27 July 2012
Breakthrough technology promises photovoltaics from any semiconductor
A new technology that could enable low cost, high efficiency solar cells to be made from virtually any semiconductor material has been developed by researchers at the US Department of Energy's Lawrence Berkeley National Laboratory and the University of California Berkeley.
The technology, they believe, opens the door to the use of plentiful, relatively inexpensive semiconductors such as metal oxides, sulfides and phosphides, which have previously been considered unsuitable for solar cells because of the difficulty in chemically tailoring their properties.
"Solar technologies today face a cost to efficiency trade off that has slowed widespread implementation," said physicist Alex Zettl, who led the research. "Our technology reduces the cost and complexity of fabricating solar cells and thereby provides what could be an important cost effective and environmentally friendly alternative that would accelerate the usage of solar energy."
The researchers have dubbed the technology 'screening-engineered field-effect photovoltaics', or SFPV, because it utilises the electric field effect, a phenomenon by which the concentration of charge carriers in a semiconductor is altered by the application of an electric field.

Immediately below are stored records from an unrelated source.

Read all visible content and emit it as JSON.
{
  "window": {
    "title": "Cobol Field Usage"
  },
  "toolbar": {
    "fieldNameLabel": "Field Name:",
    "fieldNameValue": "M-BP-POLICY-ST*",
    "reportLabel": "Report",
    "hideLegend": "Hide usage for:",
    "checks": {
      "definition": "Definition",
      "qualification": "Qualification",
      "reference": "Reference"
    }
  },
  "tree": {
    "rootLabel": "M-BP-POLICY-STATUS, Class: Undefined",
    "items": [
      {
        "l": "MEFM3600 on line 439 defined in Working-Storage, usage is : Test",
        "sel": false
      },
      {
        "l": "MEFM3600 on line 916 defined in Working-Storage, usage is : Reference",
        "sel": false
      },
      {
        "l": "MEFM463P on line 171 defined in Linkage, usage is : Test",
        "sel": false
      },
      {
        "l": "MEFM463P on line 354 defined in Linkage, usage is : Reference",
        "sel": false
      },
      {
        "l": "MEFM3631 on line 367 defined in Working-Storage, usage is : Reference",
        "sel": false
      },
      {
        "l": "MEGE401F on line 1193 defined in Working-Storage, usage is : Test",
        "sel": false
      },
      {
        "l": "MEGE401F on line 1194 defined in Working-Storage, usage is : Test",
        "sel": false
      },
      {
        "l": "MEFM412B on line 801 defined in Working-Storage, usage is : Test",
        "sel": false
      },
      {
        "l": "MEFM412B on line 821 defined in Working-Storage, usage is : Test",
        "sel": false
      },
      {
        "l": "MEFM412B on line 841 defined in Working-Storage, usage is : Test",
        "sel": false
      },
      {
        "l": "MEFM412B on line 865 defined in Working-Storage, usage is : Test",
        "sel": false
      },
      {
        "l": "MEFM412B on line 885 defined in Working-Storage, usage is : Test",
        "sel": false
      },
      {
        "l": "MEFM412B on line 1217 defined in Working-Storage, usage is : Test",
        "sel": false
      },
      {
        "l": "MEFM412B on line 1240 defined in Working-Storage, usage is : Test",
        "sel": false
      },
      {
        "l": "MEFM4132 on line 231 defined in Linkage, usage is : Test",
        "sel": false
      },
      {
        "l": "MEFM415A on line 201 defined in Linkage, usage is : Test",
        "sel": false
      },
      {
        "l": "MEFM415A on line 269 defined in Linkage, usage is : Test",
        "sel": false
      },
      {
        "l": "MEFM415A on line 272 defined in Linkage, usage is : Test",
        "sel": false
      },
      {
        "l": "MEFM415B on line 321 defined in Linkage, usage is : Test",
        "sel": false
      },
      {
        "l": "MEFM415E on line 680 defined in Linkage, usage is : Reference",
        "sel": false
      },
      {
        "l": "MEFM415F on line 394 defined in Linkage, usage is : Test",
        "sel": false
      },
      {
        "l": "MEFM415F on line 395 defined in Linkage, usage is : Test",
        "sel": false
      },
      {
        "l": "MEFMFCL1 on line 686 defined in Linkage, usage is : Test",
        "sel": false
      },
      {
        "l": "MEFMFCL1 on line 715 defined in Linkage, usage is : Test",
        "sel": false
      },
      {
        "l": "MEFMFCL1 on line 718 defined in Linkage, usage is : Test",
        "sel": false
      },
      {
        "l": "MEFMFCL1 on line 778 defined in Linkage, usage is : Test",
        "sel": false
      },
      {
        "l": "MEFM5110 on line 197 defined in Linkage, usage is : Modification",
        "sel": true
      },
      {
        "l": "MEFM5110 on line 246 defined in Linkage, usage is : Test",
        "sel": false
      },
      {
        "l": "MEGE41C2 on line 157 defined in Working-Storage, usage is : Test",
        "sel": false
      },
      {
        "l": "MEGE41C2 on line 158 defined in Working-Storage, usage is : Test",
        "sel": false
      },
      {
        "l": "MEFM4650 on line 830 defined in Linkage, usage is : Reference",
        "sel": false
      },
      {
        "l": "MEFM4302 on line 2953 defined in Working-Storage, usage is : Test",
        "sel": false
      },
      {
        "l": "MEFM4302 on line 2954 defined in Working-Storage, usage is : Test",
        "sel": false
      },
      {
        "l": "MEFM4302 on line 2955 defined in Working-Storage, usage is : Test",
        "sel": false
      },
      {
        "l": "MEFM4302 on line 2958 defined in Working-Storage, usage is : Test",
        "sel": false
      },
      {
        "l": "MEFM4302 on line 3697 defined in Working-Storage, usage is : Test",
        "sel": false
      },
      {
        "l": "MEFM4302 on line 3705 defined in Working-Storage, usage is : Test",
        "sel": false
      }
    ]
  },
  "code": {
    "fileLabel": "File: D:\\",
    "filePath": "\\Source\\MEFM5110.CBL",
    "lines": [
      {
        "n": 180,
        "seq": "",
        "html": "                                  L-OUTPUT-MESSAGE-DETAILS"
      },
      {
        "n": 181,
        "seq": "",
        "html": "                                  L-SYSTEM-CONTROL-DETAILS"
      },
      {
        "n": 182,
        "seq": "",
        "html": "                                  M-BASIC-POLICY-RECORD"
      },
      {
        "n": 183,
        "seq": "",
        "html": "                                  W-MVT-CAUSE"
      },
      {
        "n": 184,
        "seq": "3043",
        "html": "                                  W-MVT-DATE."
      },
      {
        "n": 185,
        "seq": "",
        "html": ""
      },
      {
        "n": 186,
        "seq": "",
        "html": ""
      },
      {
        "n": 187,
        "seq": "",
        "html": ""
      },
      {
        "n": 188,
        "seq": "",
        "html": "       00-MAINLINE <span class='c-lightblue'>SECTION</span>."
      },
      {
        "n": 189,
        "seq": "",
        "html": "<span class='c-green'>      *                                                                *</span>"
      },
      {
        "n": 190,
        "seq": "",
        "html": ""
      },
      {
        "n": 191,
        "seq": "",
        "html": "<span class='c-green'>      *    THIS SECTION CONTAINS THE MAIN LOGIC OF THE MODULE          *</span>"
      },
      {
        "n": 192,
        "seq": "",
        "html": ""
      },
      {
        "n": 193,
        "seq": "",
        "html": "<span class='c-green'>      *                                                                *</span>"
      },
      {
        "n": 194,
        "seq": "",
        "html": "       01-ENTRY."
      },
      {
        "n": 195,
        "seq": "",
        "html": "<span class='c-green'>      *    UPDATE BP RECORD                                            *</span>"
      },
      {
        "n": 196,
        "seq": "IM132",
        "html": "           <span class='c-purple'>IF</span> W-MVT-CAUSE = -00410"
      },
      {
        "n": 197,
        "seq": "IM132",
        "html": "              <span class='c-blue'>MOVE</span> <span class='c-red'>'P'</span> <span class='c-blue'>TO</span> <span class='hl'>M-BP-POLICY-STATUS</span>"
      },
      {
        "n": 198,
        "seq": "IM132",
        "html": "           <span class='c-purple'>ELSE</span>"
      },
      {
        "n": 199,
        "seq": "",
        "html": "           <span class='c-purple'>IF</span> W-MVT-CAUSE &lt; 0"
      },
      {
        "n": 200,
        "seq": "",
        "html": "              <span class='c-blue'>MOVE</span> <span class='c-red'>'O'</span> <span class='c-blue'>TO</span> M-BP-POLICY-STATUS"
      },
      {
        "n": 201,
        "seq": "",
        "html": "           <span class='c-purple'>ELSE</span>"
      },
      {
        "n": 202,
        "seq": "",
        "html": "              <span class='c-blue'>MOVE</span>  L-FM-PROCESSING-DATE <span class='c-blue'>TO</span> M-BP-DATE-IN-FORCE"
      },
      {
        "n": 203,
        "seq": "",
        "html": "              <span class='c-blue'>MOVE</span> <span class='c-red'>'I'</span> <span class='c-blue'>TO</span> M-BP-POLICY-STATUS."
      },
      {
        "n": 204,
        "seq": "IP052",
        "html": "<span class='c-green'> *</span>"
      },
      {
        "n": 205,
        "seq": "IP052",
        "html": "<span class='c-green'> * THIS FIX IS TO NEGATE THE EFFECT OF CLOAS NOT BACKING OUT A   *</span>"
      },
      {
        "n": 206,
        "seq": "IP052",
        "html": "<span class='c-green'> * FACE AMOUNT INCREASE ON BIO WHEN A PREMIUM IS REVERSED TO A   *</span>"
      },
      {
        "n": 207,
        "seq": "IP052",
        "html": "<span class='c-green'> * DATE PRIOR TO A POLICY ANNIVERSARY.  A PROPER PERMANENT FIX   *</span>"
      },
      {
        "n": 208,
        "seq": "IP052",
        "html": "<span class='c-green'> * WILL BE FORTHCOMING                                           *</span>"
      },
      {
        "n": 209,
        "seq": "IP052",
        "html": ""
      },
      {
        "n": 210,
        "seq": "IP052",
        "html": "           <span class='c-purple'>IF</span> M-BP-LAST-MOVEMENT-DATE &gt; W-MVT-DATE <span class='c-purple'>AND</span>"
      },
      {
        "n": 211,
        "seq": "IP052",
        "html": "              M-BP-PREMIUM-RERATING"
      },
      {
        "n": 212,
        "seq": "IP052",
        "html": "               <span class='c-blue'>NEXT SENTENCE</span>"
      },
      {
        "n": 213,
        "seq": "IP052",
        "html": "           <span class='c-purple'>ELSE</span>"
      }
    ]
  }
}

With the SFPV technology, a carefully designed partially screening top electrode lets the gate electric field penetrate the electrode and more uniformly modulate the semiconductor carrier concentration and type to induce a p-n junction. This enables the creation of high quality p-n junctions in semiconductors that are extremely difficult to dope by conventional chemical methods.

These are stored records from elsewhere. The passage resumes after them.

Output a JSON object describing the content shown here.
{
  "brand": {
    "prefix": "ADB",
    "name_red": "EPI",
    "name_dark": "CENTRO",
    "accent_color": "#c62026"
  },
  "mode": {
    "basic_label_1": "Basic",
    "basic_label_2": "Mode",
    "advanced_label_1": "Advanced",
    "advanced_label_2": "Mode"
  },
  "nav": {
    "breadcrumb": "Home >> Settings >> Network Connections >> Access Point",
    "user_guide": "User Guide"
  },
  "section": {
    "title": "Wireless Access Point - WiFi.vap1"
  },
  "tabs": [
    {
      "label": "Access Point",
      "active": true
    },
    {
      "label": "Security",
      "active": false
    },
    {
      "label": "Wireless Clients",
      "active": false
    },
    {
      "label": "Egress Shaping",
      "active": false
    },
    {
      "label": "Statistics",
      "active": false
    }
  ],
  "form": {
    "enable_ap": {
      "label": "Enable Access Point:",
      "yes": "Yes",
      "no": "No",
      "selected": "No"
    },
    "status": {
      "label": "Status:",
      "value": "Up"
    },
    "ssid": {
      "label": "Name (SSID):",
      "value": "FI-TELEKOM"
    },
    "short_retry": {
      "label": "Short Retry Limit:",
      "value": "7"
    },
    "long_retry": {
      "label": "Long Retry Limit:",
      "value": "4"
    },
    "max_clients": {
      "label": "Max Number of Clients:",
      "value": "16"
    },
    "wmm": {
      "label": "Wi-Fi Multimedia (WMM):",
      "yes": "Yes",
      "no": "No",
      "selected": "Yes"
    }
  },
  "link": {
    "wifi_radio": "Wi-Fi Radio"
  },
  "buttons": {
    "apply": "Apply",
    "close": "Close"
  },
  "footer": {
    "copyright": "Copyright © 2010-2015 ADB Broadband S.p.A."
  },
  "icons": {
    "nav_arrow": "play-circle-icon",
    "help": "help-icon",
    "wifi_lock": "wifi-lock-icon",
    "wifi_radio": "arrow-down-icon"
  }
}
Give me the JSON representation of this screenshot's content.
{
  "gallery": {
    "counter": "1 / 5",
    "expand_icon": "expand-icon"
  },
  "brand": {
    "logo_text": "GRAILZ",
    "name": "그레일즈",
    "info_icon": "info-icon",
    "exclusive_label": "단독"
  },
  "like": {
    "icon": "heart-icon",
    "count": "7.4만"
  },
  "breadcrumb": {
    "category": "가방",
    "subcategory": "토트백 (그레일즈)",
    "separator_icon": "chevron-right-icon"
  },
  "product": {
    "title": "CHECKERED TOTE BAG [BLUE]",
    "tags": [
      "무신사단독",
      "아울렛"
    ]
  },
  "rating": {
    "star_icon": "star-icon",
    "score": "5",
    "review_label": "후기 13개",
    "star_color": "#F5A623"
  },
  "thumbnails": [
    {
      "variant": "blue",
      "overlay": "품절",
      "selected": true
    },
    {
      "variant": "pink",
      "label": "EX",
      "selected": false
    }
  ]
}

"Our technology requires only electrode and gate deposition, without the need for high temperature chemical doping, ion implantation, or other expensive or damaging processes," noted Zettl. "The key to our success is the minimal screening of the gate field which is achieved through geometric structuring of the top electrode. This makes it possible for electrical contact to and carrier modulation of the semiconductor to be performed simultaneously."

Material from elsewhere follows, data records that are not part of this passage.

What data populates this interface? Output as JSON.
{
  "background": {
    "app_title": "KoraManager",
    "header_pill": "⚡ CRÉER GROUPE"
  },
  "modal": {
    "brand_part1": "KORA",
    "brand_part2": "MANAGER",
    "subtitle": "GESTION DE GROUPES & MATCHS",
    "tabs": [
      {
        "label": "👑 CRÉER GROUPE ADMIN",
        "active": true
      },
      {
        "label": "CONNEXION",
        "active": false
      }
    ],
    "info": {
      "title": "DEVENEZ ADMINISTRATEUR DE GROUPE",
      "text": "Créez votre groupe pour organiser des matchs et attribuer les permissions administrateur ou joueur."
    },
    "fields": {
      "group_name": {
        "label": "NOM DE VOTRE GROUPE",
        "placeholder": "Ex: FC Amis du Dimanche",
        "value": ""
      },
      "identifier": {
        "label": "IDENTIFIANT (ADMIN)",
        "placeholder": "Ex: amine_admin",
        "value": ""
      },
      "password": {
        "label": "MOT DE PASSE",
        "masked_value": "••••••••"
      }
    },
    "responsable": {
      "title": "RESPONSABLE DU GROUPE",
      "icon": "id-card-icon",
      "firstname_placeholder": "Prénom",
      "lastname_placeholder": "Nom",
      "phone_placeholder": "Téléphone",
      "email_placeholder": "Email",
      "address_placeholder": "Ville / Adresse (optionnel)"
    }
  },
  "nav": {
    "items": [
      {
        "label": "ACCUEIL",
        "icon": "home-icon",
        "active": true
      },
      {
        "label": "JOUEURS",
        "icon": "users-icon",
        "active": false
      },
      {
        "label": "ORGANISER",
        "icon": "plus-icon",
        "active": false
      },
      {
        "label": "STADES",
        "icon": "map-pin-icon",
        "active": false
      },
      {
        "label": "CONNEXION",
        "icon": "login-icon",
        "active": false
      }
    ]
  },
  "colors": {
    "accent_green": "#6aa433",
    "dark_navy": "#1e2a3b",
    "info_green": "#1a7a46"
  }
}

Under the SFPV system, the architecture of the top electrode is structured so that at least one of the electrode's dimensions is confined. "Our demonstrations show that a stable, electrically contacted p-n junction can be achieved with nearly any semiconductor and any electrode material through the application of a gate field, provided that the electrode is appropriately geometrically structured," Zettle concluded.